  • Revisit Withhholding Elections Before Year-End– Ensure you are sufficiently withheld at the federal and state tax level including other pre-tax elections for 401(k) plans and parking/transportation expenses
  • Monitor Your Self-Employed Income and Plan for Big Ticket Purchases– With 100% bonus depreciation and bigger expense limitations for M&E and capital expenditures, look at your year-end income and factor in QBI deductions as you review future income prospects

For Retirees and Retirement Planning

  • Contribution and Maximize Your Deductible and Nondeductible IRAs– Don’t forget about the $1,000 catch-up for those eligible
  • Take Your RMD– The mandatory requirements are back for those over 72 years of age unless already started
  • Consider Qualified Charitable Distributions– With RMDs back and large standard deductions, you can reduce your AGI up to $100K
  • Revisit Inherited IRA Distribution Requirements– Now you have a maximum 10-year stretch, but it does not need to be equal over the 10 years
  • Consider Roth Conversions– If you are in a lower tax bracket today than you anticipate in the future, it may be time to convert
  • Be Wary of 401(k) Outstanding Loans– In the Great Resignation, you may have an unintended retirement distribution if the loan is not repaid.

On the Deductions Side:

Adjustments and Itemized Deduction Considerations:


  • The 7.5% of AGI Floor is Permanentfor deducting medical expenses. Some over-the-counter medical expenses and menstrual care products are qualified medical expenses for FSAs, HSAs, and medical deductions.

State Taxes –

  • The $10,000 SALT Cap Remaintoday, stay tuned for adjustments in the reconciliation bill.

Charitable –

  • $300 Above-the-Line Charitable Deduction ($600 for Joint)– Cash contribution adjustment to income for non-itemizers.
  • Be Aware of AGI Limitationson cash contributions (100% of AGI) and 30% AGI limitation for capital gain property
  • Contribute to donor-advised funds– Defer the donation decision to a particular organization while receiving benefit for the donation today (great for appreciated securities).
  • Don’t forget about QCDs in 2021 and 2022.

Other –

  • Disaster Loss– These must occur in a federally-declared disaster area, so review the outstanding insurance claims to enable a deduction.
  • Bunch Your Deductions– Apply bunching strategy on medical, charitable, and mortgage expenses in one year or the other, especially if you are close to itemizing threshold.
  • Itemize on Federal to Receive State Benefit– Often itemizing at the federal level produces a similar benefit on your state filing.
  • Receive State Benefit for Misc. Itemized Deductions Subject to 2%– While the misc. itemized deductions subject to 2% floor is still disallowed at the federal level, few states still permit the deductions when itemizing.

Family Matters –

  • Track Your Advance Child Tax Credit Payments– Welcome increases to the child tax credit calculations started in July, although excess payments are due in April 2022.

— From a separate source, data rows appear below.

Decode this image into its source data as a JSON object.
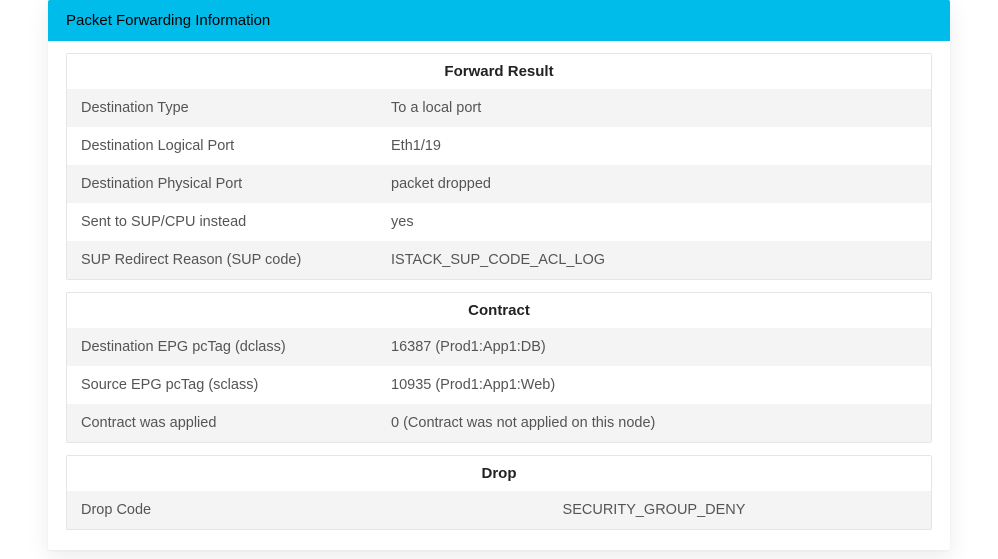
{
  "header": {
    "title": "Packet Forwarding Information"
  },
  "sections": {
    "forward": {
      "title": "Forward Result",
      "rows": [
        {
          "key": "Destination Type",
          "val": "To a local port"
        },
        {
          "key": "Destination Logical Port",
          "val": "Eth1/19"
        },
        {
          "key": "Destination Physical Port",
          "val": "packet dropped"
        },
        {
          "key": "Sent to SUP/CPU instead",
          "val": "yes"
        },
        {
          "key": "SUP Redirect Reason (SUP code)",
          "val": "ISTACK_SUP_CODE_ACL_LOG"
        }
      ]
    },
    "contract": {
      "title": "Contract",
      "rows": [
        {
          "key": "Destination EPG pcTag (dclass)",
          "val": "16387 (Prod1:App1:DB)"
        },
        {
          "key": "Source EPG pcTag (sclass)",
          "val": "10935 (Prod1:App1:Web)"
        },
        {
          "key": "Contract was applied",
          "val": "0 (Contract was not applied on this node)"
        }
      ]
    },
    "drop": {
      "title": "Drop",
      "rows": [
        {
          "key": "Drop Code",
          "val": "SECURITY_GROUP_DENY"
        }
      ]
    }
  }
}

Gift, Estates and Family Legacy –

  • Make All Annual Exclusion Gifts– $15,000 per donee/person annual exclusion gifts ($16,000 per donee for 2022)
  • Superfund the 529 Plan– Up to $75,000 per account/donee.
    • Bonus– These plans may provide a state-level tax deduction depending on account owner and state rules.
  • Prepay Tuition and Medical Expenses– These remove assets from your estate and are not taxable gifts or reduce the annual exclusion limits

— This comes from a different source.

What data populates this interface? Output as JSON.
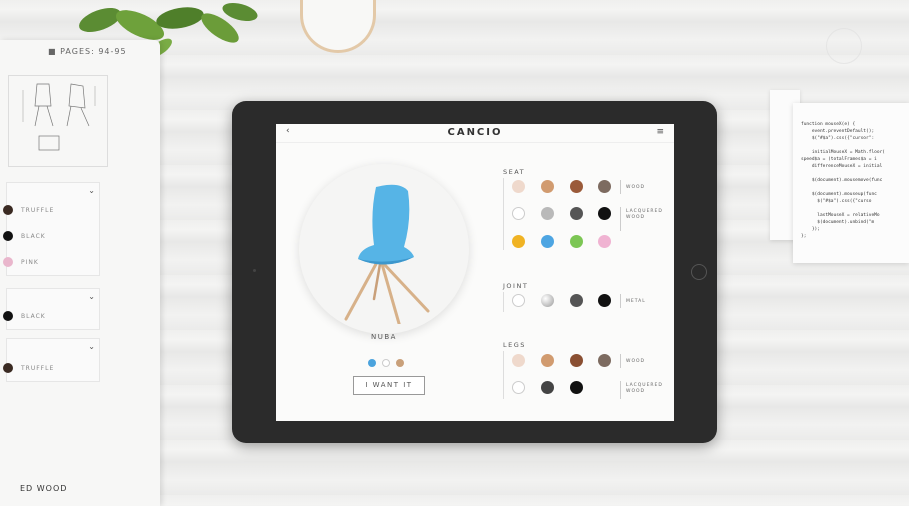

Contact Us

No action should be taken without advice from a Withum Tax Professional because tax law changes frequently, which can have a significant impact on this guide and your specific planning possibilities. Reach out to discuss your private client services and individual tax services situation as year-end approaches.

Author: Billy Thomas, CPA | [email protected]